While I serve the Cohort 21 community as a facilitator, every year I chose a project focus to research, blog about, and experiment with in my classroom. Why wouldn’t I leverage the collective hive-mind power of many CIS Ontario teachers together in one space, with one purpose? With so many people to ask questions to, and so many school experts to be connected with, I have always found that connecting my school goals with my Cohort 21 action plan research is the perfect way to kill two birds with one stone.

So, Cohort hive-mind, my question for you is: how do you support your students of colour? What opportunities do you provide your students to explore their identities? Do you / have you used affinity groups in your school and, if so, what has your experience been?

First steps towards “wow”

We are now into week four of this History adventure and there have been some ups and downs…some moments of sheer brilliance and some moments of “what the heck was I thinking?” But like anything in the life of a teacher, you win some and you lose some. Here are some highlights from the last few weeks of trying to be more experiential with Grade 7 History.

Week One: QR Code Scavenger Hunt

IMG_2299What it was: After their pre-learning, the girls scattered throughout their school, cell phones in hand, and completed a scavenger hunt all about the people of New France.

Why is was great: The novelty of having their cell phones actually permitted in class was a riot! They loved the independence of running around the school testing out their learning and working as a team to answer questions and challenge their learning. IMG_2296

What wasn’t so awesome: I don’t think this was “experiential learning” as much as just active, fun, and novel. Which is important, but the actual deep learning wasn’t so present.

Week Two: Acadian Expulsion Simulation

What it was: Inspired by this little gem I found over the winter break, I started the class in costume (as an Acadian woman, Madeleine, of course), welcoming them into my house. I was gathering all the women together from our town to decide what to do about all the men being locked in the church for 3 days. After some discussion about what to do, I left the class (to milk my cow…who else is going to do it), and returned as a British officer. I took them down to the church (chapel) and they became the men of Acadia, having to decide whether to sign the Oath of Allegiance. The students then debated back and forth about why they would sign and eventually had to make a decision.

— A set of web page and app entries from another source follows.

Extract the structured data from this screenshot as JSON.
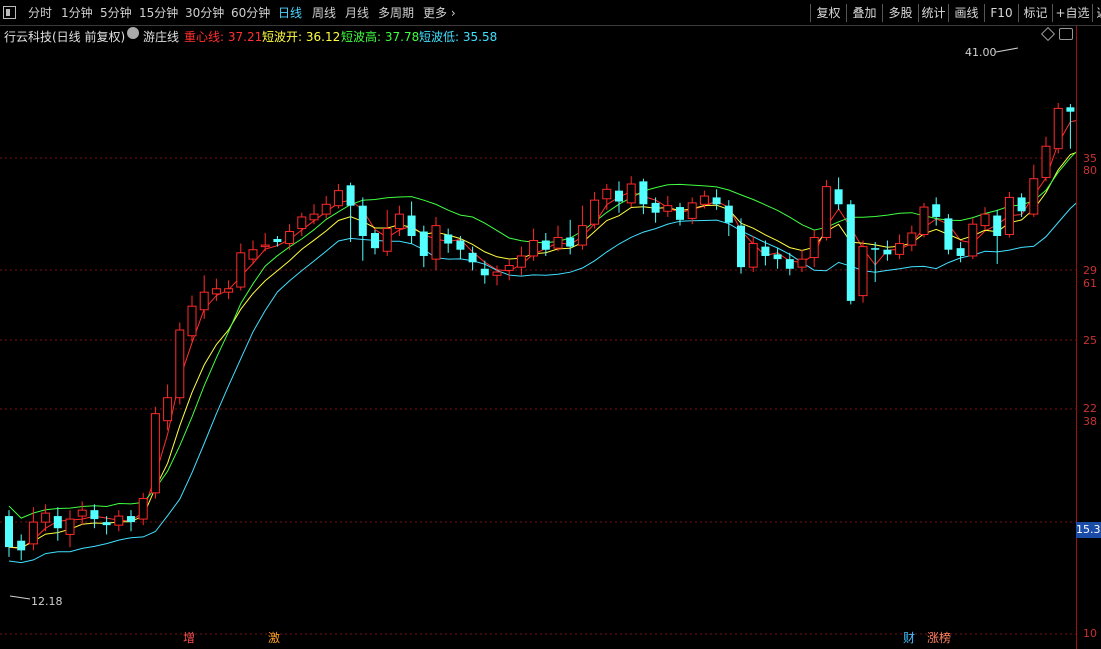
{
  "toolbar": {
    "periods": [
      "分时",
      "1分钟",
      "5分钟",
      "15分钟",
      "30分钟",
      "60分钟",
      "日线",
      "周线",
      "月线",
      "多周期",
      "更多"
    ],
    "active_period": "日线",
    "right_buttons": [
      "复权",
      "叠加",
      "多股",
      "统计",
      "画线",
      "F10",
      "标记",
      "+自选",
      "返"
    ]
  },
  "infobar": {
    "stock": "行云科技(日线 前复权)",
    "indicator": "游庄线",
    "items": [
      {
        "label": "重心线:",
        "value": "37.21",
        "color": "#ff3030"
      },
      {
        "label": "短波开:",
        "value": "36.12",
        "color": "#ffff40"
      },
      {
        "label": "短波高:",
        "value": "37.78",
        "color": "#40ff40"
      },
      {
        "label": "短波低:",
        "value": "35.58",
        "color": "#40e0ff"
      }
    ]
  },
  "axis": {
    "labels": [
      "35",
      "80",
      "29",
      "61",
      "25",
      "22",
      "38",
      "15.3",
      "10"
    ]
  },
  "annotations": {
    "high": "41.00",
    "low": "12.18"
  },
  "bottom_tags": [
    {
      "text": "增",
      "color": "#ff5050"
    },
    {
      "text": "激",
      "color": "#ffa020"
    },
    {
      "text": "财",
      "color": "#40c0ff"
    },
    {
      "text": "涨榜",
      "color": "#ff8060"
    }
  ],
  "chart_data": {
    "type": "candlestick",
    "series": [
      {
        "name": "重心线",
        "color": "#ff3030"
      },
      {
        "name": "短波开",
        "color": "#ffff40"
      },
      {
        "name": "短波高",
        "color": "#40ff40"
      },
      {
        "name": "短波低",
        "color": "#40e0ff"
      }
    ],
    "candles": [
      [
        13.6,
        12.6,
        13.8,
        12.3
      ],
      [
        12.8,
        12.5,
        13.0,
        12.2
      ],
      [
        12.7,
        13.4,
        13.9,
        12.5
      ],
      [
        13.4,
        13.7,
        14.0,
        13.1
      ],
      [
        13.6,
        13.2,
        13.9,
        12.8
      ],
      [
        13.0,
        13.5,
        13.8,
        12.6
      ],
      [
        13.6,
        13.8,
        14.1,
        13.3
      ],
      [
        13.8,
        13.5,
        14.0,
        13.2
      ],
      [
        13.4,
        13.3,
        13.6,
        13.0
      ],
      [
        13.3,
        13.6,
        13.8,
        13.1
      ],
      [
        13.6,
        13.4,
        13.8,
        13.1
      ],
      [
        13.5,
        14.2,
        14.4,
        13.3
      ],
      [
        14.4,
        17.5,
        17.8,
        14.2
      ],
      [
        17.2,
        18.2,
        18.8,
        16.8
      ],
      [
        18.2,
        21.5,
        21.9,
        17.9
      ],
      [
        21.2,
        22.8,
        23.4,
        20.9
      ],
      [
        22.6,
        23.6,
        24.6,
        22.1
      ],
      [
        23.5,
        23.8,
        24.4,
        23.1
      ],
      [
        23.6,
        23.8,
        24.3,
        23.2
      ],
      [
        23.9,
        26.0,
        26.6,
        23.7
      ],
      [
        25.6,
        26.2,
        26.8,
        25.3
      ],
      [
        26.4,
        26.5,
        27.3,
        26.1
      ],
      [
        26.9,
        26.7,
        27.1,
        26.4
      ],
      [
        26.6,
        27.4,
        27.9,
        26.2
      ],
      [
        27.6,
        28.4,
        28.7,
        27.1
      ],
      [
        28.2,
        28.6,
        29.3,
        27.9
      ],
      [
        28.6,
        29.3,
        29.9,
        28.3
      ],
      [
        29.2,
        30.3,
        30.8,
        29.0
      ],
      [
        30.7,
        29.2,
        30.9,
        26.7
      ],
      [
        29.2,
        27.1,
        29.8,
        25.5
      ],
      [
        27.3,
        26.3,
        27.5,
        25.9
      ],
      [
        26.1,
        27.6,
        28.9,
        25.8
      ],
      [
        27.6,
        28.6,
        29.2,
        27.1
      ],
      [
        28.5,
        27.1,
        29.5,
        26.6
      ],
      [
        27.4,
        25.8,
        27.8,
        25.1
      ],
      [
        25.6,
        27.8,
        28.4,
        24.9
      ],
      [
        27.2,
        26.6,
        27.6,
        26.0
      ],
      [
        26.8,
        26.2,
        27.1,
        25.6
      ],
      [
        26.0,
        25.4,
        26.4,
        24.9
      ],
      [
        25.0,
        24.6,
        25.5,
        24.1
      ],
      [
        24.6,
        24.8,
        25.2,
        24.0
      ],
      [
        24.9,
        25.2,
        25.6,
        24.3
      ],
      [
        25.1,
        25.8,
        26.4,
        24.6
      ],
      [
        25.8,
        26.8,
        27.6,
        25.5
      ],
      [
        26.8,
        26.2,
        27.3,
        25.8
      ],
      [
        26.3,
        27.0,
        27.8,
        26.1
      ],
      [
        27.0,
        26.4,
        28.2,
        25.9
      ],
      [
        26.5,
        27.8,
        29.2,
        26.2
      ],
      [
        27.9,
        29.6,
        30.2,
        27.6
      ],
      [
        29.7,
        30.4,
        30.8,
        28.9
      ],
      [
        30.3,
        29.5,
        31.0,
        28.7
      ],
      [
        29.4,
        30.8,
        31.4,
        29.1
      ],
      [
        31.0,
        29.3,
        31.2,
        28.6
      ],
      [
        29.4,
        28.7,
        29.8,
        28.0
      ],
      [
        28.8,
        29.2,
        29.9,
        28.4
      ],
      [
        29.1,
        28.2,
        29.4,
        27.8
      ],
      [
        28.3,
        29.4,
        29.8,
        27.9
      ],
      [
        29.3,
        29.9,
        30.3,
        29.0
      ],
      [
        29.8,
        29.3,
        30.4,
        28.9
      ],
      [
        29.2,
        28.0,
        29.6,
        27.1
      ],
      [
        27.8,
        25.1,
        28.3,
        24.7
      ],
      [
        25.1,
        26.6,
        27.1,
        24.8
      ],
      [
        26.4,
        25.8,
        26.8,
        25.2
      ],
      [
        25.9,
        25.6,
        26.3,
        25.0
      ],
      [
        25.6,
        25.0,
        26.0,
        24.6
      ],
      [
        25.1,
        25.6,
        26.2,
        24.8
      ],
      [
        25.7,
        27.0,
        27.5,
        25.1
      ],
      [
        27.0,
        30.6,
        31.1,
        26.8
      ],
      [
        30.4,
        29.3,
        31.3,
        28.9
      ],
      [
        29.3,
        23.1,
        29.6,
        22.9
      ],
      [
        23.4,
        26.4,
        26.8,
        23.0
      ],
      [
        26.3,
        26.2,
        26.7,
        24.2
      ],
      [
        26.2,
        25.9,
        26.8,
        25.5
      ],
      [
        25.9,
        26.6,
        27.2,
        25.6
      ],
      [
        26.5,
        27.3,
        27.8,
        26.1
      ],
      [
        27.2,
        29.1,
        29.4,
        27.0
      ],
      [
        29.3,
        28.4,
        29.8,
        27.8
      ],
      [
        28.3,
        26.2,
        28.6,
        25.9
      ],
      [
        26.3,
        25.8,
        26.7,
        25.4
      ],
      [
        25.8,
        27.9,
        28.3,
        25.6
      ],
      [
        27.8,
        28.6,
        29.1,
        27.5
      ],
      [
        28.5,
        27.1,
        28.9,
        25.3
      ],
      [
        27.2,
        29.8,
        30.2,
        27.0
      ],
      [
        29.8,
        28.8,
        30.1,
        28.4
      ],
      [
        28.6,
        31.2,
        32.3,
        28.4
      ],
      [
        31.3,
        33.8,
        34.6,
        31.0
      ],
      [
        33.6,
        37.1,
        37.6,
        33.2
      ],
      [
        37.2,
        36.8,
        37.5,
        33.6
      ],
      [
        36.7,
        34.5,
        37.1,
        34.0
      ],
      [
        34.6,
        35.6,
        36.2,
        34.2
      ],
      [
        35.6,
        37.8,
        38.1,
        34.9
      ],
      [
        37.9,
        38.4,
        39.2,
        37.4
      ],
      [
        38.6,
        36.1,
        38.7,
        35.9
      ],
      [
        36.3,
        39.6,
        40.1,
        36.1
      ],
      [
        39.7,
        38.0,
        40.3,
        37.1
      ],
      [
        37.8,
        36.6,
        38.4,
        36.1
      ],
      [
        36.5,
        39.9,
        41.0,
        36.3
      ],
      [
        38.3,
        36.9,
        39.9,
        35.5
      ]
    ],
    "up_color": "#ff2a2a",
    "down_color": "#54ffff",
    "ylim": [
      10,
      42
    ],
    "log_scale": true
  }
}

Why it was great: The students loved being thrust into a character. Some really got into it. They also commented the they really liked having to make those hard decisions themselves and they developed more empathy for what the Acadians went through. I could also refresh the information from their Independent Learning (homework) in character and they actually developed a deep, complex understanding of this chapter in History.

What wasn’t so awesome: While it’s a lot of fun to be in character, it’s also exhausting. Most of the students went along with it, but some were a little sly and kept asking why we weren’t speaking French if we weren’t in Acadia? Ha ha!

Week Three: Battle of the Plains of Abraham

IMG_2354What it was: We reenacted the famous battle that decided the fate of New France.

Why it was great: The students totally got into it! They loved the dramatic death scenes, acting it out, and having their peers play key roles of the important characters. It was a nice day outside and playing around in the fresh air was a welcome change from the classroom (so was being in the chapel last week, for that matter).

What wasn’t so awesome: The questions on their weekly check-in quiz were centred around the aftermath of the battle, not the actual battle itself. The information from the experiential part of the learn was stickier, so students often reverted to using this information on the quiz (even if it didn’t actually answer the given question). I realized that whatever we do in the “Playing History” day is going to have a more lasting impact than what the students read or discuss in class.

Later today, we will go through a Loyalist simulation that is one part “Octopus” and one part “Mafia”. Stay tuned on the learning moments from that experience.